Economies and credit markets have been awash with liquidity to keep them afloat through the pandemic, which may now be receding into the horizon. In 2022, a rising rate environment is likely to be a challenge, as ramped-up fiscal deficits become costlier to fund and favourable trade balances start to erode. In addition, the unintended consequences of China’s growth path may be its impact on other emerging markets. We expect there to be dispersion in emerging market outcomes in 2022 and the depth of the asset class – 826 issuers across 59 countries3 – offers the potential for investors to capture diversification benefits while mitigating risks.

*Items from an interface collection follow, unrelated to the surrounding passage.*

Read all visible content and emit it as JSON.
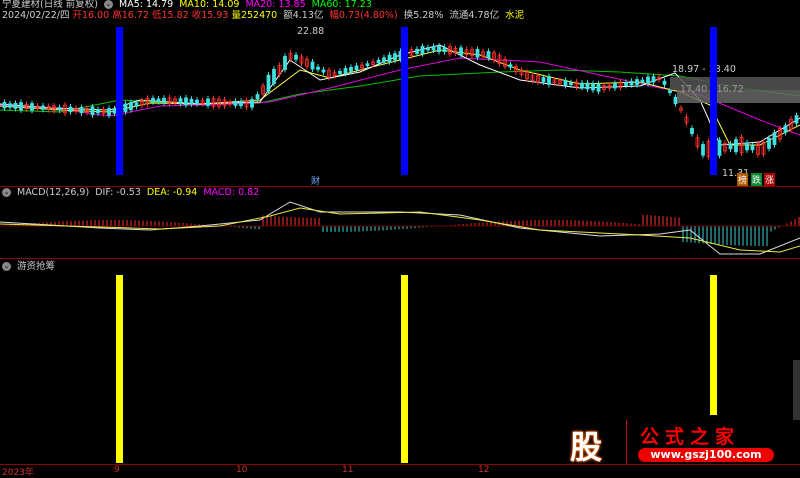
{
  "header": {
    "title": "宁夏建材(日线 前复权)",
    "ma": [
      {
        "label": "MA5: 14.79",
        "color": "#ffffff"
      },
      {
        "label": "MA10: 14.09",
        "color": "#ffff00"
      },
      {
        "label": "MA20: 13.85",
        "color": "#ff00ff"
      },
      {
        "label": "MA60: 17.23",
        "color": "#00ff00"
      }
    ],
    "date": "2024/02/22/四",
    "open": "开16.00",
    "high": "高16.72",
    "low": "低15.82",
    "close": "收15.93",
    "volume": "量252470",
    "amount": "额4.13亿",
    "change": "幅0.73(4.80%)",
    "turnover": "换5.28%",
    "float": "流通4.78亿",
    "sector": "水泥"
  },
  "main_chart": {
    "high_label": "22.88",
    "low_label": "11.31",
    "range_label_1": "18.97 - 18.40",
    "range_label_2": "17.40 - 16.72",
    "marker_cai": "财",
    "badges": [
      {
        "text": "榜",
        "color": "#b05a00"
      },
      {
        "text": "跌",
        "color": "#0a8a2a"
      },
      {
        "text": "涨",
        "color": "#c00000"
      }
    ],
    "signal_color": "#0000ff"
  },
  "macd": {
    "title": "MACD(12,26,9)",
    "dif": "DIF: -0.53",
    "dea": "DEA: -0.94",
    "macd": "MACD: 0.82"
  },
  "indicator": {
    "title": "游资抢筹",
    "signal_color": "#ffff00"
  },
  "x_axis": [
    "2023年",
    "9",
    "10",
    "11",
    "12"
  ],
  "logo": {
    "char": "股",
    "name": "公式之家",
    "url": "www.gszj100.com"
  }
}
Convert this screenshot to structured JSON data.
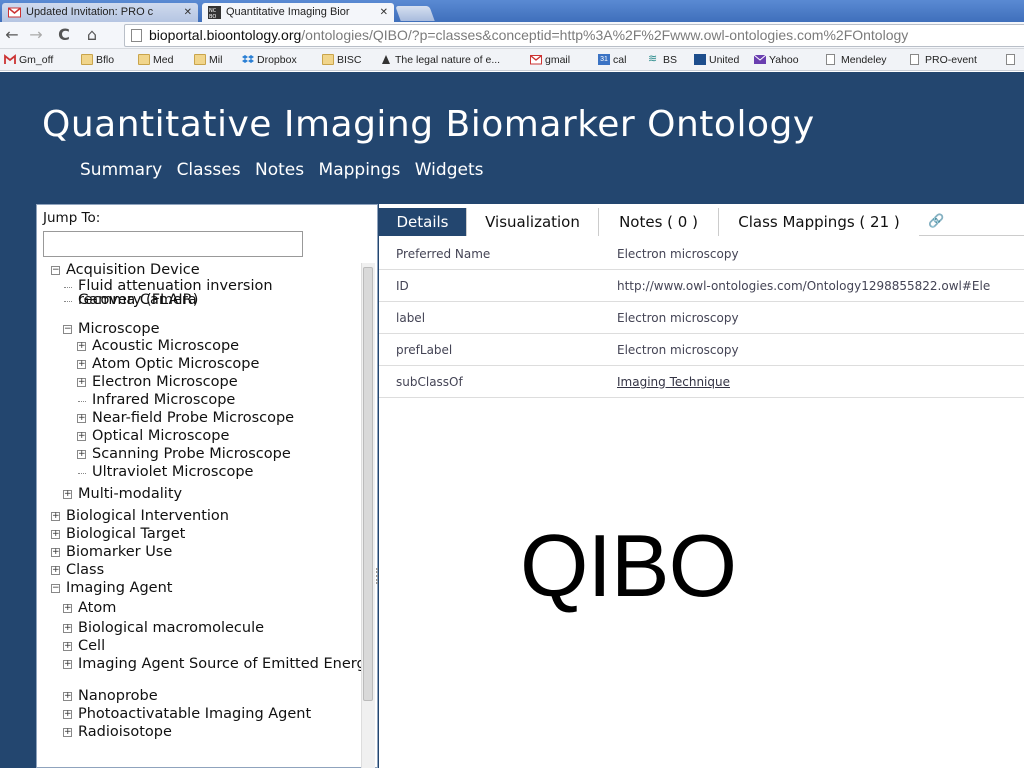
{
  "browser": {
    "tabs": [
      {
        "title": "Updated Invitation: PRO c",
        "icon": "gmail-icon"
      },
      {
        "title": "Quantitative Imaging Bior",
        "icon": "ncbo-icon"
      }
    ],
    "url_host": "bioportal.bioontology.org",
    "url_path": "/ontologies/QIBO/?p=classes&conceptid=http%3A%2F%2Fwww.owl-ontologies.com%2FOntology",
    "bookmarks": [
      {
        "label": "Gm_off",
        "icon": "gmail-icon"
      },
      {
        "label": "Bflo",
        "icon": "folder-icon"
      },
      {
        "label": "Med",
        "icon": "folder-icon"
      },
      {
        "label": "Mil",
        "icon": "folder-icon"
      },
      {
        "label": "Dropbox",
        "icon": "dropbox-icon"
      },
      {
        "label": "BISC",
        "icon": "folder-icon"
      },
      {
        "label": "The legal nature of e...",
        "icon": "page-icon"
      },
      {
        "label": "gmail",
        "icon": "gmail-icon"
      },
      {
        "label": "cal",
        "icon": "calendar-icon"
      },
      {
        "label": "BS",
        "icon": "bs-icon"
      },
      {
        "label": "United",
        "icon": "united-icon"
      },
      {
        "label": "Yahoo",
        "icon": "mail-icon"
      },
      {
        "label": "Mendeley",
        "icon": "page-icon"
      },
      {
        "label": "PRO-event",
        "icon": "page-icon"
      }
    ],
    "calendar_day": "31"
  },
  "site": {
    "title": "Quantitative Imaging Biomarker Ontology",
    "nav": [
      "Summary",
      "Classes",
      "Notes",
      "Mappings",
      "Widgets"
    ]
  },
  "sidebar": {
    "jump_label": "Jump To:",
    "jump_value": "",
    "tree": [
      {
        "label": "Acquisition Device",
        "level": 0,
        "state": "open"
      },
      {
        "label": "Fluid attenuation inversion recovery (FLAIR)",
        "level": 1,
        "state": "leaf"
      },
      {
        "label": "Gamma Camera",
        "level": 1,
        "state": "leaf"
      },
      {
        "label": "Microscope",
        "level": 1,
        "state": "open"
      },
      {
        "label": "Acoustic Microscope",
        "level": 2,
        "state": "closed"
      },
      {
        "label": "Atom Optic Microscope",
        "level": 2,
        "state": "closed"
      },
      {
        "label": "Electron Microscope",
        "level": 2,
        "state": "closed"
      },
      {
        "label": "Infrared Microscope",
        "level": 2,
        "state": "leaf"
      },
      {
        "label": "Near-field Probe Microscope",
        "level": 2,
        "state": "closed"
      },
      {
        "label": "Optical Microscope",
        "level": 2,
        "state": "closed"
      },
      {
        "label": "Scanning Probe Microscope",
        "level": 2,
        "state": "closed"
      },
      {
        "label": "Ultraviolet Microscope",
        "level": 2,
        "state": "leaf"
      },
      {
        "label": "Multi-modality",
        "level": 1,
        "state": "closed"
      },
      {
        "label": "Biological Intervention",
        "level": 0,
        "state": "closed"
      },
      {
        "label": "Biological Target",
        "level": 0,
        "state": "closed"
      },
      {
        "label": "Biomarker Use",
        "level": 0,
        "state": "closed"
      },
      {
        "label": "Class",
        "level": 0,
        "state": "closed"
      },
      {
        "label": "Imaging Agent",
        "level": 0,
        "state": "open"
      },
      {
        "label": "Atom",
        "level": 1,
        "state": "closed"
      },
      {
        "label": "Biological macromolecule",
        "level": 1,
        "state": "closed"
      },
      {
        "label": "Cell",
        "level": 1,
        "state": "closed"
      },
      {
        "label": "Imaging Agent Source of Emitted Energy",
        "level": 1,
        "state": "closed"
      },
      {
        "label": "Nanoprobe",
        "level": 1,
        "state": "closed"
      },
      {
        "label": "Photoactivatable Imaging Agent",
        "level": 1,
        "state": "closed"
      },
      {
        "label": "Radioisotope",
        "level": 1,
        "state": "closed"
      }
    ]
  },
  "content": {
    "tabs": [
      "Details",
      "Visualization",
      "Notes ( 0 )",
      "Class Mappings ( 21 )"
    ],
    "active_tab": "Details",
    "details": [
      {
        "label": "Preferred Name",
        "value": "Electron microscopy",
        "link": false
      },
      {
        "label": "ID",
        "value": "http://www.owl-ontologies.com/Ontology1298855822.owl#Ele",
        "link": false
      },
      {
        "label": "label",
        "value": "Electron microscopy",
        "link": false
      },
      {
        "label": "prefLabel",
        "value": "Electron microscopy",
        "link": false
      },
      {
        "label": "subClassOf",
        "value": "Imaging Technique",
        "link": true
      }
    ]
  },
  "overlay": {
    "text": "QIBO"
  },
  "colors": {
    "header_bg": "#23466f",
    "tab_active_bg": "#23466f",
    "chrome_tabstrip": "#4a7cc6"
  }
}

At the same time, the opportunity in China could easily be overlooked and credit selection is critical to distinguish those companies with strong fundamentals, such as access to capital and ample liquidity, to navigate through choppy waters.






Source: J.P. Morgan, ‘EM Corporate default monitor’, 8 November 2021; default rates are par weighted and exclude 100% quasi-sovereign issuers.


Source: Goldman Sachs Economics Research, ‘China Data Insights: How big is China’s property sector’, October 2021.


As represented by the J.P. Morgan Corporate Emerging Market Bond Broad Diversified Index as at 31 October 2021.






Monetary policy: Central bank policies aimed at influencing the level of inflation and growth in an economy. It includes controlling interest rates and the supply of money. Monetary stimulus refers to a central bank increasing the supply of money and lowering borrowing costs. Monetary tightening refers to central bank activity aimed at curbing inflation and slowing down growth in the economy by raising interest rates and reducing the supply of money.


Liquidity: The ability to buy or sell a particular security or asset in the market. Assets that can be easily traded in the market (without causing a major price move) are referred to as ‘liquid’.